Cloud adoption in capital markets is gathering momentum, led by the increasing acceptance of the cloud by regulators as well as cost cutting at financial services organizations.
Indeed, regulators themselves are some of the enthusiastic adopters. Earlier this year the UK Financial Conduct Authority (FCA) decided to host its MiFID II transaction reporting system in the cloud and then, in July, published new
guidance on cloud adoption.
“We see no fundamental reason why cloud services (including public cloud services) cannot be implemented, with appropriate consideration, in a manner that complies with our rules," the FCA said.
This has been followed by a raft of other announcements with the Monetary Authority of Singapore issuing guidance in
July, the US’ DTCC
moving its Avox Data services to Amazon Web Services cloud, and DBS bank
looking to move half its computing capacity to the cloud within 2 years.
The pros and cons of the cloud are well documented, but what is behind the sudden surge and what does it really mean for banks?
With large-scale transformation programs on the agenda, many firms find it hard to rapidly deliver change in a leaner organization that is weighed down by regulatory burden and legacy technology. This is where the cloud can help facilitate their transformation;
freeing up resources, eliminating lengthy purchasing processes for new equipment and speeding up software development and deployment.
Yet, many financial services firms remain wary of the cloud. According to a
survey on cloud usage in financial services by the Cloud Security Alliance (CSA), the most common concerns relate to security, compliance, and privacy. Acceptance, guidance, and adoption from the regulators will obviously help allay these fears. As should
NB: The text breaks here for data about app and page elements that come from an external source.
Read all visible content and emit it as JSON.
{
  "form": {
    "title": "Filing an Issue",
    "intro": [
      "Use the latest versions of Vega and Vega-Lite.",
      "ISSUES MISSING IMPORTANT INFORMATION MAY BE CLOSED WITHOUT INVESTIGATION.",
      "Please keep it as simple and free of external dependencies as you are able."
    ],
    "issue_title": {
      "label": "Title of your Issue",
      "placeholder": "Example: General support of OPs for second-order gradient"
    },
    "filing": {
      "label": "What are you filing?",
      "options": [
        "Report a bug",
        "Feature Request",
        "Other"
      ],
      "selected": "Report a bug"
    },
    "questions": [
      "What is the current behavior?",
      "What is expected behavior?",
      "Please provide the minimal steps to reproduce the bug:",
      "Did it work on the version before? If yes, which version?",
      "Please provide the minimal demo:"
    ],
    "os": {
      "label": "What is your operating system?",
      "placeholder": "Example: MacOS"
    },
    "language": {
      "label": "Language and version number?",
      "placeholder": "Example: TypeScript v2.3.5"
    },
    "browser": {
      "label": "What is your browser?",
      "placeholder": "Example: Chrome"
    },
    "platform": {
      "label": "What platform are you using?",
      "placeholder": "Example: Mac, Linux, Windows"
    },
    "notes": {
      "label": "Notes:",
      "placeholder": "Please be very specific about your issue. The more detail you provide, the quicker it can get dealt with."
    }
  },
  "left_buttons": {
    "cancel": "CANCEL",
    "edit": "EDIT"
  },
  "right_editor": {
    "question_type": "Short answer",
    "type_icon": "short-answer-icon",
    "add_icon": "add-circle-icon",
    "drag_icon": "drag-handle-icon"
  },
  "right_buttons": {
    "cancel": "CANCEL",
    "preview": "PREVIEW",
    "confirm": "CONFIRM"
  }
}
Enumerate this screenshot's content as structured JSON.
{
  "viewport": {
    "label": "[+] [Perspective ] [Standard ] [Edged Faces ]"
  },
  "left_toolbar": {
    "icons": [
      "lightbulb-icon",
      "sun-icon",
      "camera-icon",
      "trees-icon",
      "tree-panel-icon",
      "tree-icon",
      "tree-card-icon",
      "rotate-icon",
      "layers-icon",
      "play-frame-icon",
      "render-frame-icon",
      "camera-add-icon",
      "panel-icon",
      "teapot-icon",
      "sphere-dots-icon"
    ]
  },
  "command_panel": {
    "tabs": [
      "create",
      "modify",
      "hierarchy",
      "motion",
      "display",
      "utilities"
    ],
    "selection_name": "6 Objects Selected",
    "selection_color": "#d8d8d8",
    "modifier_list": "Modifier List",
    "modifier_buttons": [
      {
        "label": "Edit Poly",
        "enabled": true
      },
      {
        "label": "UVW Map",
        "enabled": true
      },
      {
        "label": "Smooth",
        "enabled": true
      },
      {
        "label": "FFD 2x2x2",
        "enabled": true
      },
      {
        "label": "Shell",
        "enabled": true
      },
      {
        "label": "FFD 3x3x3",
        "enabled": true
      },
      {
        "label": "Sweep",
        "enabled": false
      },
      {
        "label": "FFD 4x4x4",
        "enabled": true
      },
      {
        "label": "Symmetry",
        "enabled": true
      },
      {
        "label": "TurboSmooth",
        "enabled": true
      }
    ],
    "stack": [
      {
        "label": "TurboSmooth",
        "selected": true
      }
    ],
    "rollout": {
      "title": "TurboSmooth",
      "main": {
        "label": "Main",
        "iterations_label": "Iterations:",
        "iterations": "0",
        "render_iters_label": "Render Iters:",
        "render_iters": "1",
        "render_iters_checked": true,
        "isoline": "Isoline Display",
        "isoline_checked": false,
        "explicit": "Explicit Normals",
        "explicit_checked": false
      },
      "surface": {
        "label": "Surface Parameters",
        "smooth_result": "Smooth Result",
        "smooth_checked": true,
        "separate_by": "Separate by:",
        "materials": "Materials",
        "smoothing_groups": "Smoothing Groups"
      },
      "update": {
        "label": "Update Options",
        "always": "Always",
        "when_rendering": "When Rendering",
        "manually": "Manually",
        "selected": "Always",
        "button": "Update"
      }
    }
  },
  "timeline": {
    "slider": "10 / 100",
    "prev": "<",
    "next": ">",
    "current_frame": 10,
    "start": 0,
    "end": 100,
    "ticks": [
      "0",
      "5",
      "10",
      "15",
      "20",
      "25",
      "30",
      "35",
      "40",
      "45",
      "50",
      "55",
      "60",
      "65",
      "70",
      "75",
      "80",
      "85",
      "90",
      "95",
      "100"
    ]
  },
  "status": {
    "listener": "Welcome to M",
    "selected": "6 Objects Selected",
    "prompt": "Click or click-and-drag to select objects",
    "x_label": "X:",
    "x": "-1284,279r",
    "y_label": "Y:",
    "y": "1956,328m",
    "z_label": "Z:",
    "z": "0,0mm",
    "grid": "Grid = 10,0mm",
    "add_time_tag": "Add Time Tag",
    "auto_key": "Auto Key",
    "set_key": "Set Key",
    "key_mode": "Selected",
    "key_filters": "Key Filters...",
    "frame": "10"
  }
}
the added cloud benefits of flexible infrastructure capacity, reduced time for provisioning and reduction in total cost of ownership.
For the larger sell-side firms with onerous procurement processes, flexible scaling makes it significantly quicker to grow or shrink capacity as required. For the buy-side the availability of high performance computing and advanced technologies as services
helps to level the playing field and enables them to adopt new technologies. Fintechs are benefitting from greatly reduced start-up costs, enabling them to go-to-market much quicker.
The cloud is a great place to be, but there are many other considerations to be addressed, such as:
- What to migrate to the cloud; having a clear picture of existing IT infrastructure, costs and support requirements is vital to maximizing the benefits of cloud
- Integration with on-premises applications, across cloud (both private and public).
- Analytics; the ability to gain insight from and react to data that resides both on premise and in the cloud. In real-time!
- Processes; the need to manage processes that span systems regardless of where they reside.
What could greatly help firms is a single digital business platform that offers all of these capabilities, on premise, in the cloud, and a hybrid of the two, enabling firms to transform their business in an agile fashion and at the pace required to stay
ahead of the curve. Get onto the cloud, but keep your feet on the ground.